Joe Warmington is getting his panties all in a twist about a city worker failing to be a good Samaritan. The headline says it all "What's the matter with this town when a city worker refuses to help a frail elderly woman shovel her walk?"
Indeed. However, I must ask. What does this woman do every other time it snows? Does the city help her out every other time there's a few inches of snow in her driveway? No? Then how does she remove it then? Obviously she is too frail to shovel snow. Period. End of discussion. The fact that this snowfall was larger than average is not a factor. We had 3 or 4 massive dumps of snow so far this year (never mind years past) so why did this poor lady only need help after this storm?
That point shows the idiocy behind this seemingly innocuous suggstion No matter what the bylaw says, if you are a city employee and you see a 75-year-old woman in this condition, shovelling out the massive windrow at the foot of her driveway, I say go ahead and help her.

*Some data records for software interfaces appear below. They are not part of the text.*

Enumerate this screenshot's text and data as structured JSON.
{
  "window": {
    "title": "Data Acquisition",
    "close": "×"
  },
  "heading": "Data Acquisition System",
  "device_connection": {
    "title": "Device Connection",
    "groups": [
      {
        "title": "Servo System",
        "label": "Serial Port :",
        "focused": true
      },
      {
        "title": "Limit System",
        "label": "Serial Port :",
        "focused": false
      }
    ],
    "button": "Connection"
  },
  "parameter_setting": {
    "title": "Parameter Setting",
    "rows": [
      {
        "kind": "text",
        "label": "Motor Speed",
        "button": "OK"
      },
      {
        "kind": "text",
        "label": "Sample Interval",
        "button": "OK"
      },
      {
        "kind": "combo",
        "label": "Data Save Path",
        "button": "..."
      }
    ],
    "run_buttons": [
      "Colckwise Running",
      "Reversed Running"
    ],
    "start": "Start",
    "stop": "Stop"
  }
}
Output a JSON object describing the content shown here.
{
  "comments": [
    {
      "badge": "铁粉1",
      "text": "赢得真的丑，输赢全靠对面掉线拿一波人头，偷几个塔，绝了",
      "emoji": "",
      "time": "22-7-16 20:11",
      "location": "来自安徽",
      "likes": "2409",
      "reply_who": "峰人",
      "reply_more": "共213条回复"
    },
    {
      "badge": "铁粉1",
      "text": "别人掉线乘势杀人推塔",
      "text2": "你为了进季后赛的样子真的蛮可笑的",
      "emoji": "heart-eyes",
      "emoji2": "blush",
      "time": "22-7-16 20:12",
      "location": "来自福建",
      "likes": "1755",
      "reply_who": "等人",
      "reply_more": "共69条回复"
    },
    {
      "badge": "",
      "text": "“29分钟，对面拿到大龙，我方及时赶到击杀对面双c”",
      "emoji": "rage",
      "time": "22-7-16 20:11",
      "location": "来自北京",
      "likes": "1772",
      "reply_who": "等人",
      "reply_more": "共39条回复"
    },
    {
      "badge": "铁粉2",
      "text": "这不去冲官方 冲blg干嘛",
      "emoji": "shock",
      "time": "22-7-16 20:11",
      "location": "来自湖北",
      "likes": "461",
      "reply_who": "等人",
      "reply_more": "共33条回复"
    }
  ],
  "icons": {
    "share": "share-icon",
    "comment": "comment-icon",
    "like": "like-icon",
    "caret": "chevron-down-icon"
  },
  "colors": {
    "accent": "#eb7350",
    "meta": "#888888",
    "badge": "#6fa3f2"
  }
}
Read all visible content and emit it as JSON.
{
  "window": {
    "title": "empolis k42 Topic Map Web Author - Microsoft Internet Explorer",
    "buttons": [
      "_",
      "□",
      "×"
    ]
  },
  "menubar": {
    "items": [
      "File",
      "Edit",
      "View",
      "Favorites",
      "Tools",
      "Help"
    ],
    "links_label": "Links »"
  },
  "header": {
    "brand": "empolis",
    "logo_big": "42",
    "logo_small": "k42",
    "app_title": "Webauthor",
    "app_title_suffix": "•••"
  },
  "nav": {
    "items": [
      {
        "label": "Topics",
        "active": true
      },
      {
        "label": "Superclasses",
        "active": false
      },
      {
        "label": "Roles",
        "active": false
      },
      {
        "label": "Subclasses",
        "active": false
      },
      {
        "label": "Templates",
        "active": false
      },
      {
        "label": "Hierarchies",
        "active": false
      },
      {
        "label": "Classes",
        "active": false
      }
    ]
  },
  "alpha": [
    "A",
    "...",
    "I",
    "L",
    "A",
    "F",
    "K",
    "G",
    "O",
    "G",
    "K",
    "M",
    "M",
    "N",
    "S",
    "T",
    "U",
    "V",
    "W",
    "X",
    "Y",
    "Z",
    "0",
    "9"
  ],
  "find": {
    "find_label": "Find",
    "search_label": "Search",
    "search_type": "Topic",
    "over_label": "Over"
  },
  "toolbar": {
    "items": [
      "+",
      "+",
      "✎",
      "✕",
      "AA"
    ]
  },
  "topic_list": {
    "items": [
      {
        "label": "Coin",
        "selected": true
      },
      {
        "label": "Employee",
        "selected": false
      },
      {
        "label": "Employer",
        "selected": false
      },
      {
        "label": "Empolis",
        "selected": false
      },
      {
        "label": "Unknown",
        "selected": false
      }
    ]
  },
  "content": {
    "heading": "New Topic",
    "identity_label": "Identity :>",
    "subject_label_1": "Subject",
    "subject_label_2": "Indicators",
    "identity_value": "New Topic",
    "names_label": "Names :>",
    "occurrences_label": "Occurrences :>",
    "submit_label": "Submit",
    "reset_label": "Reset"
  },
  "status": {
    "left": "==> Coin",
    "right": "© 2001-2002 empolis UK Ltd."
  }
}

How many seniors and people with some form of disability are city staff supposed to help then when, as Joe admits, it's technically not your job and even if it doesn't score you some overtime and the city seems to be in a financial crisis. Quite the open-ended commitment Joe is willing to make for other people isn't it?
The thing about charity is, its about setting a personal example, not telling other people what to do with their time and money. So Joe, how about next time you hear about this, you get some shovels and some salt and contribute to making the city move and operate better on unusual weather days.
Because that's what neighbours in a "City with Heart" do for each other.